**Instructions for the task:** Only the lines of the data holding the string "iata" need to be returned.

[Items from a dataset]
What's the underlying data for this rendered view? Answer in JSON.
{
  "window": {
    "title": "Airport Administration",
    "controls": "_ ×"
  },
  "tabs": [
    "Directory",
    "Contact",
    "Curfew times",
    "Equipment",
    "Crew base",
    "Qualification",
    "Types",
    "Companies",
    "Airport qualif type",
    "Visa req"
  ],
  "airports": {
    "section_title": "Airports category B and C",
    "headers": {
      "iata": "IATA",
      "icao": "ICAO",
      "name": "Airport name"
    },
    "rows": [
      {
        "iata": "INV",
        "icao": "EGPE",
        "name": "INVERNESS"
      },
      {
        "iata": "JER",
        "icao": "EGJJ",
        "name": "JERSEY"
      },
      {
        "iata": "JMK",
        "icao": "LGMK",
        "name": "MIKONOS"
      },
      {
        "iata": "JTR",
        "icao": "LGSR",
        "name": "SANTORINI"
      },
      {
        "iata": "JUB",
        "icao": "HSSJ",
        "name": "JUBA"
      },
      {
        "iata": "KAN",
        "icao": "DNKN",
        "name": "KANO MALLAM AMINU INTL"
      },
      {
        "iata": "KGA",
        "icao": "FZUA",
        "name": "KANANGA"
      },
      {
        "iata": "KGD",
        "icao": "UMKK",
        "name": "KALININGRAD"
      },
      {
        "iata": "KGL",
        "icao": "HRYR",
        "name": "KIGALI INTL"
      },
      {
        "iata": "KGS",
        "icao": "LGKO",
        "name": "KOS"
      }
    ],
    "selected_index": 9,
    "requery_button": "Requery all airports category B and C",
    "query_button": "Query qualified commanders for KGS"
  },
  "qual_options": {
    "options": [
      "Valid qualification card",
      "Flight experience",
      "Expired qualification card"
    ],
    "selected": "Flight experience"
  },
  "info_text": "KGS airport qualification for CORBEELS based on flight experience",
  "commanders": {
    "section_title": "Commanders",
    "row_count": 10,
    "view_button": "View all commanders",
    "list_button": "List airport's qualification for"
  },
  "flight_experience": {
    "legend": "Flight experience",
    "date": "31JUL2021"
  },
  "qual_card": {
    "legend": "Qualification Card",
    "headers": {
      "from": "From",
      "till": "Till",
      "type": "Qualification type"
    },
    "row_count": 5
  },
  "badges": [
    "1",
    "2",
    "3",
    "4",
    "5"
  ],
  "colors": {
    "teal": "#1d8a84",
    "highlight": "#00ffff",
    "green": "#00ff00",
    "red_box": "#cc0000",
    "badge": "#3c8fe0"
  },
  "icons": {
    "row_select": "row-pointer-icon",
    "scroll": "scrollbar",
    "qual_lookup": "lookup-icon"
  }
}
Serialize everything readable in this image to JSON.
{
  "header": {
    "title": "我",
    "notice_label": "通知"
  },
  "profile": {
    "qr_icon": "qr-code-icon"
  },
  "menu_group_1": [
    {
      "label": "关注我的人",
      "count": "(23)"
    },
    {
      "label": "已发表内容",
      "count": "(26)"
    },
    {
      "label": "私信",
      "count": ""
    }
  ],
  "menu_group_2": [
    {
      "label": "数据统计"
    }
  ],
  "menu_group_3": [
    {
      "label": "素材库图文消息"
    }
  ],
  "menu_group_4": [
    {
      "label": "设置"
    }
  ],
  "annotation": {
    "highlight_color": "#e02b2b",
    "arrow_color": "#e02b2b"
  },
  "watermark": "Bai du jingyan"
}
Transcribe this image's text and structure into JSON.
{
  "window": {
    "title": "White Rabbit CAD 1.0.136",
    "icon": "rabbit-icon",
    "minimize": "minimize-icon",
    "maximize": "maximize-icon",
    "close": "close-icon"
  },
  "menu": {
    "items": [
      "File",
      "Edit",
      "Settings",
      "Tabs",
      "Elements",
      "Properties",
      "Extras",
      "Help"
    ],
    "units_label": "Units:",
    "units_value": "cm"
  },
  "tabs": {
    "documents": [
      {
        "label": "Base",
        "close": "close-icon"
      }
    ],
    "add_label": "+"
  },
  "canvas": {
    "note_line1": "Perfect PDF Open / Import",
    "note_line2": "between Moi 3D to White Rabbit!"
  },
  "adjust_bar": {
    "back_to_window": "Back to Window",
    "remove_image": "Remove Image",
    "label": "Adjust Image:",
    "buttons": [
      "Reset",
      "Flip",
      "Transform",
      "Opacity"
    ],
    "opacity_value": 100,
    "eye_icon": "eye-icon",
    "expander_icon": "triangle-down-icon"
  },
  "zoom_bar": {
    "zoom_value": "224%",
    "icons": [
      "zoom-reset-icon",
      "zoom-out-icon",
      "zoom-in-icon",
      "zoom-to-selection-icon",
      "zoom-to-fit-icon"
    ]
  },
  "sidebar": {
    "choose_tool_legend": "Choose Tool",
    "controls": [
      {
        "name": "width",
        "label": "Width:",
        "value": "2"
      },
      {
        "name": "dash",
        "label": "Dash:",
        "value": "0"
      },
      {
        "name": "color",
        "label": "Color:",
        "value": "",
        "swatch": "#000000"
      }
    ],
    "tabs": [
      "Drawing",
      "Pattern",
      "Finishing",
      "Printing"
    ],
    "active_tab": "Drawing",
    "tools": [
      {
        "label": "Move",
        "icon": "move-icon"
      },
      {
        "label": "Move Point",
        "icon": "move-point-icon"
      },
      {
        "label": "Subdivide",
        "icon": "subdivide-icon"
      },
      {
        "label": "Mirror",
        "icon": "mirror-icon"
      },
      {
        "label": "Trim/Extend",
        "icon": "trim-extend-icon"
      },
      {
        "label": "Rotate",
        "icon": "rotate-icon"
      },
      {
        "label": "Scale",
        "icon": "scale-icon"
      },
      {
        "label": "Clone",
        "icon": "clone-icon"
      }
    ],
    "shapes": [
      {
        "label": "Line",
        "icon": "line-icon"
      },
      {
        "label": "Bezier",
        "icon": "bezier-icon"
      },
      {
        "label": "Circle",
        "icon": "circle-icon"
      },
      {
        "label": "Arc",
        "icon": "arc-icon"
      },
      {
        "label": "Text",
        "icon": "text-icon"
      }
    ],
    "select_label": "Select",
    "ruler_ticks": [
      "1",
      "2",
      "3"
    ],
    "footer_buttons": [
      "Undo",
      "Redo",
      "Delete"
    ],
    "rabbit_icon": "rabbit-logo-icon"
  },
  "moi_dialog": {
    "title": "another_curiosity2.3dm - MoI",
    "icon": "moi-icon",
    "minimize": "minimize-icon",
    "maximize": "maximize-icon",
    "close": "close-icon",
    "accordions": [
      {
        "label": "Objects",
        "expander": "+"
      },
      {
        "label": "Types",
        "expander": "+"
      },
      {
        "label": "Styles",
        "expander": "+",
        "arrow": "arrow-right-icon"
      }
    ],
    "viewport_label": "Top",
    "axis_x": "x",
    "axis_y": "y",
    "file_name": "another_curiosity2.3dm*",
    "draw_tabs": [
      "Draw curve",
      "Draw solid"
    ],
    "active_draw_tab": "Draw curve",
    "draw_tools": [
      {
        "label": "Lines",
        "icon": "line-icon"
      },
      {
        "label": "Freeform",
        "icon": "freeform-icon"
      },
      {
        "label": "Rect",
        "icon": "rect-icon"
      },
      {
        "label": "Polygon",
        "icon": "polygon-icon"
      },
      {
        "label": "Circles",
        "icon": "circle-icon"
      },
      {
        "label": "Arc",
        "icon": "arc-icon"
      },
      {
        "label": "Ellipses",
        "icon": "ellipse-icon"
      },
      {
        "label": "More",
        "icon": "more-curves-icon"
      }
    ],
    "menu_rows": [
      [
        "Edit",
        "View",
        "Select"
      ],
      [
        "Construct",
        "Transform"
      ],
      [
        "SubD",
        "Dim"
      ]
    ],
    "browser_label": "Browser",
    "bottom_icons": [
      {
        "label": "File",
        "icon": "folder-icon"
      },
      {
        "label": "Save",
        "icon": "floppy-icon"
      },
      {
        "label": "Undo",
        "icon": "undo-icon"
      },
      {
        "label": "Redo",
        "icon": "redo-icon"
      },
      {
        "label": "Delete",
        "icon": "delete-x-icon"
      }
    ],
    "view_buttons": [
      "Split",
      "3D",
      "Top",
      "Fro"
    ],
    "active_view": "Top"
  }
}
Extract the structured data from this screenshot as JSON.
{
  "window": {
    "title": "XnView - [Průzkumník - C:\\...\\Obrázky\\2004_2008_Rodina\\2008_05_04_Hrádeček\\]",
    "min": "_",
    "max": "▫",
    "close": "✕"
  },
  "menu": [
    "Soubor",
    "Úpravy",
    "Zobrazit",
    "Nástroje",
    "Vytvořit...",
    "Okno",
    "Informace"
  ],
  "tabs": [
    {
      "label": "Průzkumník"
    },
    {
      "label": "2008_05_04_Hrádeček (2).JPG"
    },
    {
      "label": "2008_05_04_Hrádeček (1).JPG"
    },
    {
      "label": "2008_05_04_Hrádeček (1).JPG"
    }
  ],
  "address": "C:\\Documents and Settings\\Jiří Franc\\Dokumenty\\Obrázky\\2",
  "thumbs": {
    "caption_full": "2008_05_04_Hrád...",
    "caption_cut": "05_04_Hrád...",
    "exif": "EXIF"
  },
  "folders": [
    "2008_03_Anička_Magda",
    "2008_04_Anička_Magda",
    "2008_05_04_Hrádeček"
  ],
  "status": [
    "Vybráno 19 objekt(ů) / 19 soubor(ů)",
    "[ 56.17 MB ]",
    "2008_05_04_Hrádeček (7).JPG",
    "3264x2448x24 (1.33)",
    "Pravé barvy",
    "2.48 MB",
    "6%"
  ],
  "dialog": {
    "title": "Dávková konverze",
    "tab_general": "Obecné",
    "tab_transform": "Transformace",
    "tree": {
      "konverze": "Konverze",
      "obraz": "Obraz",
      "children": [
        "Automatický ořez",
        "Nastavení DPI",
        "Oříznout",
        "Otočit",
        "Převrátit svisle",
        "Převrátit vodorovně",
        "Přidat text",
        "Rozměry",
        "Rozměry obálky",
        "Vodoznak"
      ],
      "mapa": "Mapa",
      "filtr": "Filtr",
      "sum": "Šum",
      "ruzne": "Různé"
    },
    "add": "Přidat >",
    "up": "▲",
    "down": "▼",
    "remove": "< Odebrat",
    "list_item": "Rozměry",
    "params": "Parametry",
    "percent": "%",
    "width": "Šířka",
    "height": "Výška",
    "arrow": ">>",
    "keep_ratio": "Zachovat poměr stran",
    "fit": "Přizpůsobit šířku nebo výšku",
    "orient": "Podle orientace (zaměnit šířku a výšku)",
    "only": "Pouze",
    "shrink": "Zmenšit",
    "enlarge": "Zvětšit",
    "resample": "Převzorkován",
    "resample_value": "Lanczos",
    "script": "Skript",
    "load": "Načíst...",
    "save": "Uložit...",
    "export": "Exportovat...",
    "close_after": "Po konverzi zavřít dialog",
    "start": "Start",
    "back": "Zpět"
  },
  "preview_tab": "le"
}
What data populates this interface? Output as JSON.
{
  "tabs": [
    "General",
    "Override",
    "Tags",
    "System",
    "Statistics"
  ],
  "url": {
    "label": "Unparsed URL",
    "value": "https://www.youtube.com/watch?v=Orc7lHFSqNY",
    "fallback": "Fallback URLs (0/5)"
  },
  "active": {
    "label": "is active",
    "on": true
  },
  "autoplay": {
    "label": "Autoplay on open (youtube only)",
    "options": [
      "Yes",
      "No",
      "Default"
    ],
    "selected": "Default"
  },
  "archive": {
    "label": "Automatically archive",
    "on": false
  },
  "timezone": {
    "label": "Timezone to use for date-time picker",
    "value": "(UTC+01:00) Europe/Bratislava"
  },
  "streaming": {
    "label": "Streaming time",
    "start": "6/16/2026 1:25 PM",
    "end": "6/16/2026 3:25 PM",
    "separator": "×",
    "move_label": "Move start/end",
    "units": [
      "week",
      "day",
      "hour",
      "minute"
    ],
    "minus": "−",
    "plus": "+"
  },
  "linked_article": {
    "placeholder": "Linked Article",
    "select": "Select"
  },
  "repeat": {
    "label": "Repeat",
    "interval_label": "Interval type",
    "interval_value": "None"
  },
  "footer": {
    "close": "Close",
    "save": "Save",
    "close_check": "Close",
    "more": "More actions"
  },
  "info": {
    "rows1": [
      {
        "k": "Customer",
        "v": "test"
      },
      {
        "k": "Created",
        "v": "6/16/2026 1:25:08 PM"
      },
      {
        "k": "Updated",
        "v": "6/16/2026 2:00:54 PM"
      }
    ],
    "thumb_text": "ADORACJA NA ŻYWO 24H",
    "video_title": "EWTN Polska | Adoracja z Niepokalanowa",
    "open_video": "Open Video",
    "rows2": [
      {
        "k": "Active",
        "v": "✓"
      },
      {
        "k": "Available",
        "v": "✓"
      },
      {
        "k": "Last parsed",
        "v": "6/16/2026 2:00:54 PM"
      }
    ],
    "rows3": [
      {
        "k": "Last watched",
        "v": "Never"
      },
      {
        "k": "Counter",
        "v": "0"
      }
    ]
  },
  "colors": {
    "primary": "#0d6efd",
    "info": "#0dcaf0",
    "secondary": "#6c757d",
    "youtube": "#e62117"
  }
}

**Written solution:**
      "iata": "IATA",
        "iata": "INV",
        "iata": "JER",
        "iata": "JMK",
        "iata": "JTR",
        "iata": "JUB",
        "iata": "KAN",
        "iata": "KGA",
        "iata": "KGD",
        "iata": "KGL",
        "iata": "KGS",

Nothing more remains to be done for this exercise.